Aviation Mysteries of Modern World: EgyptAir Flight 990
Aviation is probably the only industry to have a better rating than 6-Sigma, which means that the chances of an unsuccessful flight are the least in this sector. This is possible because airliners spend a fortune to implement top-tier security features and services onboard so that passengers’ well-being is never compromised. Nevertheless, there are instances when aircraft crash or disappear without any apparent reason. Such mysterious disappearances and crashes are both a rarity and relentlessly haunting. The case of EgyptAir Flight 990 is one such mystery that continues to boggle us. While the aircraft itself was found and investigators have speculated a probable cause, there is still some mystery around the entire case.
What Exactly Happened on the Halloween Day, 1999?
On the fateful day of Halloween in 1999, the EgyptAir Flight 990 took off from the JFK airport at 1:20 am. The Boeing 767 carrying 217 passengers quickly rose up to 33,000 feet and the pilots didn’t see anything out of the ordinary. While the aircraft had an active crew to manage the initial and final hours of the flight, another cruise crew was onboard to monitor the aircraft while it was on autopilot. What happened next, however, was no ordinary thing - the plane actually disappeared from the radar after flying for approximately thirty minutes. To add to the mystery, an Air France flight, which was flying over the area, didn’t report anything unusual. Dawn came eventually, and it was only after a sea vessel spotted plane debris floating in the Atlantic Ocean (60 miles outside of Nantucket) that the authorities finally believed that the flight crashed midway in mysterious circumstances, leaving no survivors.
Did Everything Last For Just 30 Minutes?
The commanding officer of the EgyptAir Flight 990 was Captain Ahmed El-Habashi, a 57-year-old pilot who had been working with EgyptAir for about 36 years. On the other hand, the 36-years -old First Officer Adel Anwar had switched places with his colleague to be on this flight because he wanted to make it home for his wedding. Moreover, the relief crew comprised 52-year-old Captain Raouf Noureldin and 59-year-old First Officer Gameel Al-Batouti. In addition, Captain Hatem Rushdy who was the chief pilot of the airlines for the Boeing 767 was also onboard. Though the crew was an experienced one, things started to go haywire within the first half hour of the flight. Relief First Officer Al-Batouti insisted on replacing First Officer Anwar because he didn’t want to assist Captain Raouf Noureldin. Therefore, after Al-Batouti finished his meal early, the switch was made. However, once officer Al-Barouti disconnected the autopilot and cut off the fuel supply to the engine, the Boeing 767 began to descend. Seeing this, Captain El Habashy tries to power up the engines again and also deploys the speed brakes, so that the plane could come out of the dive.

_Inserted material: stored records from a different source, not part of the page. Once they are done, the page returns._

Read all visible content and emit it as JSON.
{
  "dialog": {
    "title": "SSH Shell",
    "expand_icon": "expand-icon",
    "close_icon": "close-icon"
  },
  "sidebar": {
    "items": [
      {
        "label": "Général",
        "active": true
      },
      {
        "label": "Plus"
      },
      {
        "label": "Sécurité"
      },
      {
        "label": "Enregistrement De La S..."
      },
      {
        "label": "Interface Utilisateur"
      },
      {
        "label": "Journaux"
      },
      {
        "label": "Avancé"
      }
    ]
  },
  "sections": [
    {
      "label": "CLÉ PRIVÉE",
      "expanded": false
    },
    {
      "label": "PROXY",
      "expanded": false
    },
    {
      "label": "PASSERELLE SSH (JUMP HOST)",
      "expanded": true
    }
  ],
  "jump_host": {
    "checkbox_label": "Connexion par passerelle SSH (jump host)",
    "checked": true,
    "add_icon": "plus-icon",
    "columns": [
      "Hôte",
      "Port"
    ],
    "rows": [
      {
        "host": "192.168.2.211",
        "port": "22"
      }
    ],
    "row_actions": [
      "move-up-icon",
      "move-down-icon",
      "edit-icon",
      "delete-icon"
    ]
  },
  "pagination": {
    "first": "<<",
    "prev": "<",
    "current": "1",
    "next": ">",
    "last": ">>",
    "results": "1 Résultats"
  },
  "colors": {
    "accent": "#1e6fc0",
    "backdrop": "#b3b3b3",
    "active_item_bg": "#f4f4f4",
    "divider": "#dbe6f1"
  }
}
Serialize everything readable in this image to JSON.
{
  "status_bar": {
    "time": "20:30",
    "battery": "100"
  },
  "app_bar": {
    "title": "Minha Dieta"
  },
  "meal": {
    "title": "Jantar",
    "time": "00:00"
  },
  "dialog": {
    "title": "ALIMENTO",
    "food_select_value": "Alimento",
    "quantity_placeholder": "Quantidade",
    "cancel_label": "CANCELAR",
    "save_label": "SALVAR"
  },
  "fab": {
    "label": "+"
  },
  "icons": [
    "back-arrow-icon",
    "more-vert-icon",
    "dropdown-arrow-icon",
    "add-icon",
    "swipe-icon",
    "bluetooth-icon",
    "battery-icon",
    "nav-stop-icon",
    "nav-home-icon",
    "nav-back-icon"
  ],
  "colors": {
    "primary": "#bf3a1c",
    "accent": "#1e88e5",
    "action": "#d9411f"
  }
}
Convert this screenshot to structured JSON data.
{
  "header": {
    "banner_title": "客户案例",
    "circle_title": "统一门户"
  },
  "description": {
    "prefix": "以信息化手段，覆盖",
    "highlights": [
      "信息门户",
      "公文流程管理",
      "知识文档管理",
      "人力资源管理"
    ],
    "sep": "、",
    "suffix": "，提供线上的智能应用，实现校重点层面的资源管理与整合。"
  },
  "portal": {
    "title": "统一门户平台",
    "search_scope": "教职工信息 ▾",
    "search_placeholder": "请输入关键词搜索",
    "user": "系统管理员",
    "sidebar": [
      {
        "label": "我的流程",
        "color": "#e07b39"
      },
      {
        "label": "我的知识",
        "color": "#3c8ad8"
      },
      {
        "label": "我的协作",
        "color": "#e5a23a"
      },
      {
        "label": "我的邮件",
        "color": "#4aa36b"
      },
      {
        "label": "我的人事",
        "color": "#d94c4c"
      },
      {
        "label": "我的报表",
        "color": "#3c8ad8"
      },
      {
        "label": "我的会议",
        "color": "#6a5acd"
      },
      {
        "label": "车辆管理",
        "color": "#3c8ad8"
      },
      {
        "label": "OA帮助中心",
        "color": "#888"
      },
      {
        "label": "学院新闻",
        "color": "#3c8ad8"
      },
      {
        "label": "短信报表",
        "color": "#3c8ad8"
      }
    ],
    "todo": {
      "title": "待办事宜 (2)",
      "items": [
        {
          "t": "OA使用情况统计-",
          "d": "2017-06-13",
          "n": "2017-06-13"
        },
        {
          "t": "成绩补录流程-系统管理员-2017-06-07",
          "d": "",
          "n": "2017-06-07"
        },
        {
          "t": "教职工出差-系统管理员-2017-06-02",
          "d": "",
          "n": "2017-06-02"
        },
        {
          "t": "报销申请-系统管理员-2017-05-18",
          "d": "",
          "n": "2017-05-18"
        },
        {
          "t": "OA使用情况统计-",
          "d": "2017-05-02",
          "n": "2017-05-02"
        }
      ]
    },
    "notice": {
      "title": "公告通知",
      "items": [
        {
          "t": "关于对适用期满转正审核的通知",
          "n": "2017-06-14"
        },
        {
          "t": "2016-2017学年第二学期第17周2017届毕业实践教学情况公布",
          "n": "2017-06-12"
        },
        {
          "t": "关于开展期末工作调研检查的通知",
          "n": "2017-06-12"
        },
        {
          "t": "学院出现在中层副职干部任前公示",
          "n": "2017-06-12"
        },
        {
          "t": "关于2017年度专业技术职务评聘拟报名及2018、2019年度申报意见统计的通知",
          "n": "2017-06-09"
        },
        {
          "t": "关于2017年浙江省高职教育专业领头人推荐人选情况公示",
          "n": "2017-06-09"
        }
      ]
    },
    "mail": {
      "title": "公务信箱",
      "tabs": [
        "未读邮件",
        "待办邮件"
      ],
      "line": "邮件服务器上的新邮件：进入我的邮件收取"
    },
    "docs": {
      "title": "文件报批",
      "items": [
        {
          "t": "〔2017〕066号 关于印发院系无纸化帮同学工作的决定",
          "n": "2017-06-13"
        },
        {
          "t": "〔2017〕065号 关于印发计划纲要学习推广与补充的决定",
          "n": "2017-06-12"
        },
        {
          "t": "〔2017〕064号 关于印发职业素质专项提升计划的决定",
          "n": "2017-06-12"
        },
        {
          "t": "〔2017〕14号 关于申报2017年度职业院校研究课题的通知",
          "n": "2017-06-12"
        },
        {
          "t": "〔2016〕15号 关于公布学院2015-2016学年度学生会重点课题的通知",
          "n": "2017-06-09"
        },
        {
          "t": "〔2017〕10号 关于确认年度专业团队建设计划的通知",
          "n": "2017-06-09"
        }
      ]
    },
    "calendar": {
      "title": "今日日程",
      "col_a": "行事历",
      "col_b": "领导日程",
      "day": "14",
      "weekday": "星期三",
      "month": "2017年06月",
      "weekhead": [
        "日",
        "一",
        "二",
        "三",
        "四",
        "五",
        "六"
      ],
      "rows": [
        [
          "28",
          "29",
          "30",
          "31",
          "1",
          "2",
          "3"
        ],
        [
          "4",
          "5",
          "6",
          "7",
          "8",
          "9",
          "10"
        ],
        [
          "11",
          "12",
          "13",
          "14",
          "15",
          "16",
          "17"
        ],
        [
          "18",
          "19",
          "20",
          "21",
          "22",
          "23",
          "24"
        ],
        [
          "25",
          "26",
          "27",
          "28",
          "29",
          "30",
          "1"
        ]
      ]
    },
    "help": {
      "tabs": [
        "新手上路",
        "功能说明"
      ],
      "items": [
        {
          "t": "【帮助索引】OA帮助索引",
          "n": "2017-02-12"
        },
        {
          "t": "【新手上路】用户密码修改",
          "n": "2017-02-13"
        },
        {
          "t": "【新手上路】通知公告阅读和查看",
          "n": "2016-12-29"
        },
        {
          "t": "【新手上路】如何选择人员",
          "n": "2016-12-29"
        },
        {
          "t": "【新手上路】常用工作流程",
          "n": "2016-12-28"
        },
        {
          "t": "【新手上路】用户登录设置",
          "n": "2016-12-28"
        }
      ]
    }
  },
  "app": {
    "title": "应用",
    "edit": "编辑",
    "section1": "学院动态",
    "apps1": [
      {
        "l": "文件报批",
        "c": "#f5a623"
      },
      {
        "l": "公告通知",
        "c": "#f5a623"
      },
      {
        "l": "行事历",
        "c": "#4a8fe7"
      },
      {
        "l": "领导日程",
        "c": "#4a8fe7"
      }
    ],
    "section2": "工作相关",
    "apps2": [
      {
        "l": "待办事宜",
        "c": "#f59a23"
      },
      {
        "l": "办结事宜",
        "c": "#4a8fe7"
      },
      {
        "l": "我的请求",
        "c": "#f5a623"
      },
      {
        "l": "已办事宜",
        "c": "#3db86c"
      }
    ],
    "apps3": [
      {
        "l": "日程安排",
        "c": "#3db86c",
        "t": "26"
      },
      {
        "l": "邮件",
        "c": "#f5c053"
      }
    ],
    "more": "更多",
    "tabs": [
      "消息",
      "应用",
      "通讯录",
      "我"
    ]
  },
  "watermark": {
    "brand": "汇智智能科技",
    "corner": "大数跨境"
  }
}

Though the plane began to climb again, the stress eventually took a toll on the aircraft and it began to dive again into the ocean.
ECAA and NTSB Investigations and Findings
The investigators are somewhat evenly divided on the whole incident. While some believe that the crash was because of a mechanical failure, others thought that it was a deliberate act of by Al-Batouty. The Western media began to report that the tragedy was indeed, an act of terrorism because the voice recorder on the place recorded Al-Batouty shout out loud, “I rely on God,” which was then translated as “I made my decision now. I put my faith in God’s hands.” On the other hand, the U.S. National Transportation Safety Board (NTSB) investigated the idea of mechanical failures as proposed by the Egyptian Civil Aviation Agency (ECAA). Eventually, the NTSB found the evidence inconclusive and reported that the probable cause of the crash was the incorrect flight control inputs made by Al-Batouty. To this, the ECAA showed displeasure and launched their own investigation. Accordingly, they presented their official report, which refuted the theory that the Relief First Officer purposefully compromised the flight. Rather, it was a mechanical failure that likely caused the accident.